Delhi recorded the worst air quality in four years on the day after Diwali as pollution levels in the city and its suburbs crossed the "emergency" threshold on Sunday due to the combined effect of stubble burning and firecrackers.
However, higher wind speed -- up to 25 kilometers per hour -- and light rainfall under the influence of a fresh Western Disturbance brought some relief.
The air quality had turned "severe" on Saturday evening with stubble burning accounting for 32 per cent of Delhi's PM2.5 pollution, but firecrackers emissions and calm winds made the situation even worse.
The levels of PM2.5, which is about three per cent the diameter of a human hair and can lead to premature deaths from heart and lung diseases, were 396 microgram per cubic meter (ug/m3) in Delhi-NCR at 6 am, above the emergency threshold of 300 ug/m3.
PM2.5 levels stood at 329 ug/m3 at 7 pm. The safe limit is 60 ug/m3.
PM10 level stood at 543 ug/m3 at 6 am, above the emergency threshold of 500 ug/m3, before it started decreasing. It was 441 ug/m3 at 7 pm, according to Central Pollution Control Board (CPCB) data. PM10 levels below 100 ug/m3 are considered safe in India.
According to the Graded Response Action Plan (GRAP), the air quality is considered in the "severe plus" or "emergency" category if PM2.5 and PM10 levels persist above 300 ug/m3 and 500 ug/m3 for more than 48 hours.
As per Delhi Pollution Control Committee data, hourly PM10 concentrations soared to 1,636 ug/m3 by 1 am at Punjabi Bagh and 1,937 ug/m3 by midnight at Jahangirpuri.
A large number of people burst crackers across the national capital and its suburbs on Saturday night, flouting the ban imposed by the National Green Tribunal.
The tribunal had on Monday imposed a total ban on sale or use of all kinds of firecrackers in the National Capital Region (NCR) from November 9 midnight to November 30 midnight, saying "celebration by crackers is for happiness and not to celebrate deaths and diseases".
The city recorded an overall AQI of 414 on Saturday. It had soared to 454 by 10 pm. On Sunday, the 24-hour average AQI stood at 435 at 4 pm, which was the worst on the day after Diwali in the last four years.

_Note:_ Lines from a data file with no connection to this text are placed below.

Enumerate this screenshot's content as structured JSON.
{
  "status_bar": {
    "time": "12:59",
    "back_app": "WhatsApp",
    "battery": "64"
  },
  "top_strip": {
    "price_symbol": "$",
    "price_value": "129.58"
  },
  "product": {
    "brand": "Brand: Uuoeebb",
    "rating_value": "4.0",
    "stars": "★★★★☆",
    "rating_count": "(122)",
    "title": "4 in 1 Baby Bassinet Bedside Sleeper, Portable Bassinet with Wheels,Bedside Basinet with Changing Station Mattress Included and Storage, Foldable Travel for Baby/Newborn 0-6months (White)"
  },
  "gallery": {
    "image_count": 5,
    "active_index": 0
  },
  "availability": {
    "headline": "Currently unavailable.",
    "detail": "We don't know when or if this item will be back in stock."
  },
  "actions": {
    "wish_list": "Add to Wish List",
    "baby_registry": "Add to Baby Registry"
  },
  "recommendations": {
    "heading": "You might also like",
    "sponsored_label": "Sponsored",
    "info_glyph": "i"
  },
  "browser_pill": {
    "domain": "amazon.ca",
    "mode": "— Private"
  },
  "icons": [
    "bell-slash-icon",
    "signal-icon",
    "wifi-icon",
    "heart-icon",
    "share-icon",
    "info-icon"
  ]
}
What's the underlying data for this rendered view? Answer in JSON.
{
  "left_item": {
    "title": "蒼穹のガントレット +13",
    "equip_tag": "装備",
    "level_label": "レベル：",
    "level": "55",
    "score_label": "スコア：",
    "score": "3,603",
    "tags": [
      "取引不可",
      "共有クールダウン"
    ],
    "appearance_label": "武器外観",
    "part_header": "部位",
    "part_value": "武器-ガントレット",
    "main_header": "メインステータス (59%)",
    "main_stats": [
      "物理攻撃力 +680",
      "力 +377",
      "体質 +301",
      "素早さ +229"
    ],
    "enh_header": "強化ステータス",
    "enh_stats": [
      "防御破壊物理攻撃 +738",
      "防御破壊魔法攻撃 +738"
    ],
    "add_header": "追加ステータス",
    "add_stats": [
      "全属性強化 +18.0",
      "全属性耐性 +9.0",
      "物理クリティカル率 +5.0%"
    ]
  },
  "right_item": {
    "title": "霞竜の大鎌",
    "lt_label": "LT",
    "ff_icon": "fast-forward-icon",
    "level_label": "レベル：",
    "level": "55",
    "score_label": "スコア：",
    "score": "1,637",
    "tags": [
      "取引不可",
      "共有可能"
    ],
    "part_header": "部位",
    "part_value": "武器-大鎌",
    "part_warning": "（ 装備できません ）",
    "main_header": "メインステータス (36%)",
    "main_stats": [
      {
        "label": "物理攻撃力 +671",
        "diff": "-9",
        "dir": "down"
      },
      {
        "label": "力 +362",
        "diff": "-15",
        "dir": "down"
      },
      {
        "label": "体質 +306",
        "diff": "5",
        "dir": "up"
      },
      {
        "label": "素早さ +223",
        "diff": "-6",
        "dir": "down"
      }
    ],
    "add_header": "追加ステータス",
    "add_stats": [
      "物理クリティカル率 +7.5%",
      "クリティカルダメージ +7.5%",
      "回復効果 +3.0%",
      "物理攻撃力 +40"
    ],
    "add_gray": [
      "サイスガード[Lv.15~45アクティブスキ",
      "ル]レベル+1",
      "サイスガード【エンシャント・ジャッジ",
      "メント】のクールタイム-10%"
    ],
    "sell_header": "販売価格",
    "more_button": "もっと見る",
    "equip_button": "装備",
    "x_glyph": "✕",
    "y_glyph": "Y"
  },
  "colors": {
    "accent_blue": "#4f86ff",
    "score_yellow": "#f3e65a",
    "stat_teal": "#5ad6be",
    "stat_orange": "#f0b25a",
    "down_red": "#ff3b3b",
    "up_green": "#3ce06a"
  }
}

Delhi recorded a 24-hour average AQI of 337 on Diwali last year (October 27), and 368 and 400 on the next two days. Thereafter, pollution levels remained in the "severe" category for three days on the trot.
In 2018, the 24-hour average AQI (281) on Diwali was recorded in the "poor" category. It deteriorated to 390 the next day and remained in the "severe" category on three consecutive days thereafter.
In 2017, Delhi's 24-hour average AQI on Diwali (October 19) stood at 319. It, however, slipped into the "severe" zone the next day and stood at 403.
According to India Meteorological Department, Delhi-NCR witnessed light rain on Sunday and higher wind speed under the influence of a fresh Western Disturbance which aided in dispersion of pollutants.
The maximum wind speed was around 25 kilometers per hour on Sunday. It will be around 12 to 15 kmph on Monday -- which will be favorable for dispersion of pollutants, Kuldeep Srivastava, the head of the IMD's regional forecasting centre, said.
The Ministry of Earth Sciences'' air quality monitor, SAFAR, said the magnitude of PM2.5 suggests significant local additional emissions (probably firecracker related) on Saturday night combined with farm fire-related pollutant concentrations led to "such a scenario where hourly average concentrations touched more than 1000ug/m3 at midnight yesterday".
However, the boundary layer wind direction has changed to easterly which is not favourable for stubble fire-related intrusion.
Stubble fires have reduced to around 350 on Sunday compared to around 2,586 a day before. The share of farm fires in Delhi's PM2.5 was around 4 per cent on Sunday.
The Air Quality Early Warning System for Delhi also said the situation is likely to "improve significantly" on Monday.